How to complete this task> Everything in the listing should be set down exactly, apart from the pictures.

Data under study>
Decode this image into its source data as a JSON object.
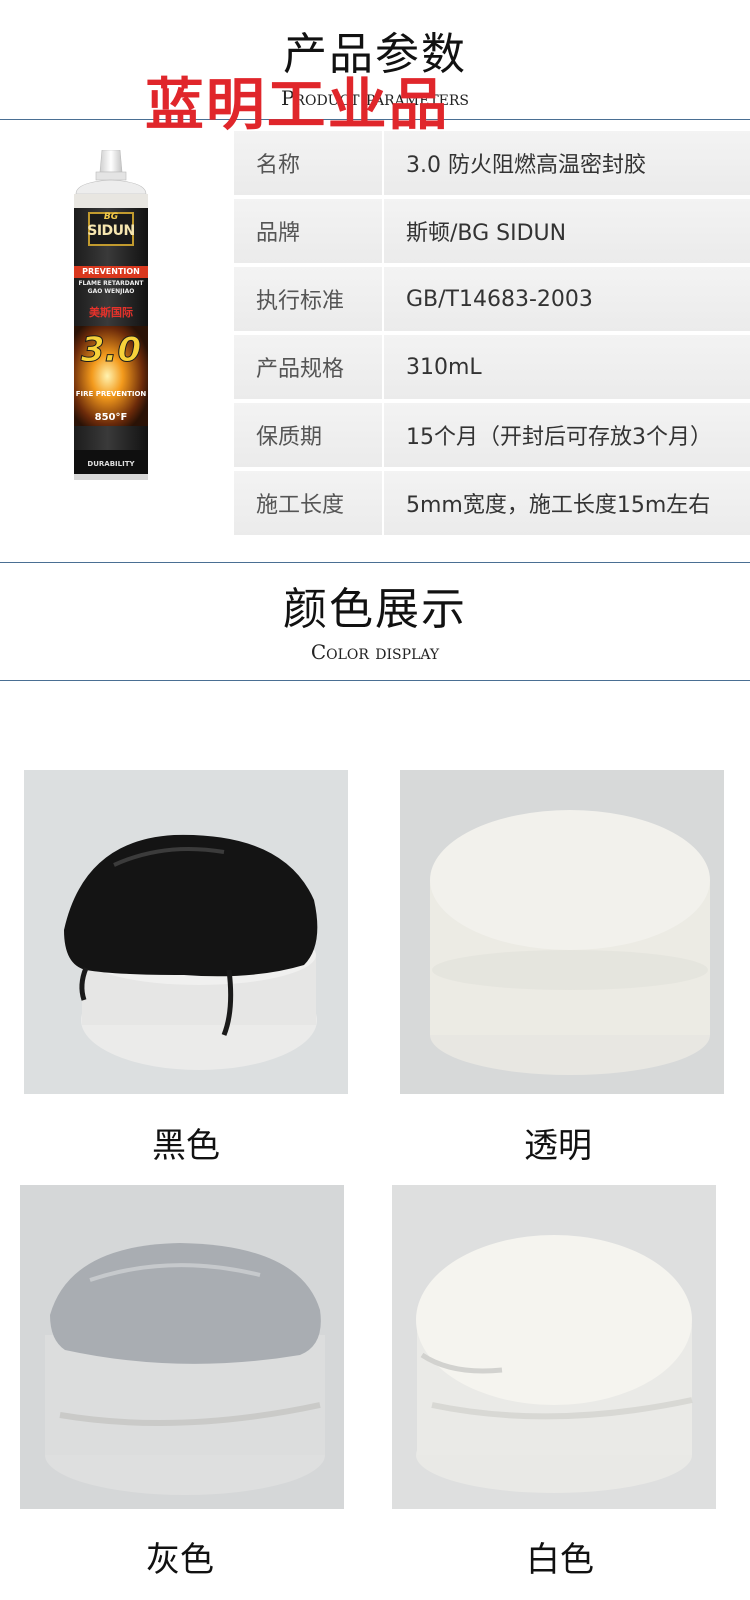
{
  "section_params": {
    "title_cn": "产品参数",
    "title_en": "Product parameters"
  },
  "watermark": "蓝明工业品",
  "product_image": {
    "brand_logo": "BG",
    "brand_name": "SIDUN",
    "line1": "PREVENTION",
    "line2": "FLAME RETARDANT",
    "line3": "GAO WENJIAO",
    "line4": "美斯国际",
    "big_label": "3.0",
    "line5": "FIRE PREVENTION",
    "temp": "850°F",
    "bottom": "DURABILITY"
  },
  "specs": [
    {
      "label": "名称",
      "value": "3.0 防火阻燃高温密封胶"
    },
    {
      "label": "品牌",
      "value": "斯顿/BG SIDUN"
    },
    {
      "label": "执行标准",
      "value": "GB/T14683-2003"
    },
    {
      "label": "产品规格",
      "value": "310mL"
    },
    {
      "label": "保质期",
      "value": "15个月（开封后可存放3个月）"
    },
    {
      "label": "施工长度",
      "value": "5mm宽度，施工长度15m左右"
    }
  ],
  "section_colors": {
    "title_cn": "颜色展示",
    "title_en": "Color display"
  },
  "colors": [
    {
      "label": "黑色",
      "hex": "#141414"
    },
    {
      "label": "透明",
      "hex": "#ecebe4"
    },
    {
      "label": "灰色",
      "hex": "#a9adb2"
    },
    {
      "label": "白色",
      "hex": "#f4f3ee"
    }
  ]
}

Answer box>
Decode this image into its source data as a JSON object.
{
  "section_params": {
    "title_cn": "产品参数",
    "title_en": "Product parameters"
  },
  "watermark": "蓝明工业品",
  "product_image": {
    "brand_logo": "BG",
    "brand_name": "SIDUN",
    "line1": "PREVENTION",
    "line2": "FLAME RETARDANT",
    "line3": "GAO WENJIAO",
    "line4": "美斯国际",
    "big_label": "3.0",
    "line5": "FIRE PREVENTION",
    "temp": "850°F",
    "bottom": "DURABILITY"
  },
  "specs": [
    {
      "label": "名称",
      "value": "3.0 防火阻燃高温密封胶"
    },
    {
      "label": "品牌",
      "value": "斯顿/BG SIDUN"
    },
    {
      "label": "执行标准",
      "value": "GB/T14683-2003"
    },
    {
      "label": "产品规格",
      "value": "310mL"
    },
    {
      "label": "保质期",
      "value": "15个月（开封后可存放3个月）"
    },
    {
      "label": "施工长度",
      "value": "5mm宽度，施工长度15m左右"
    }
  ],
  "section_colors": {
    "title_cn": "颜色展示",
    "title_en": "Color display"
  },
  "colors": [
    {
      "label": "黑色",
      "hex": "#141414"
    },
    {
      "label": "透明",
      "hex": "#ecebe4"
    },
    {
      "label": "灰色",
      "hex": "#a9adb2"
    },
    {
      "label": "白色",
      "hex": "#f4f3ee"
    }
  ]
}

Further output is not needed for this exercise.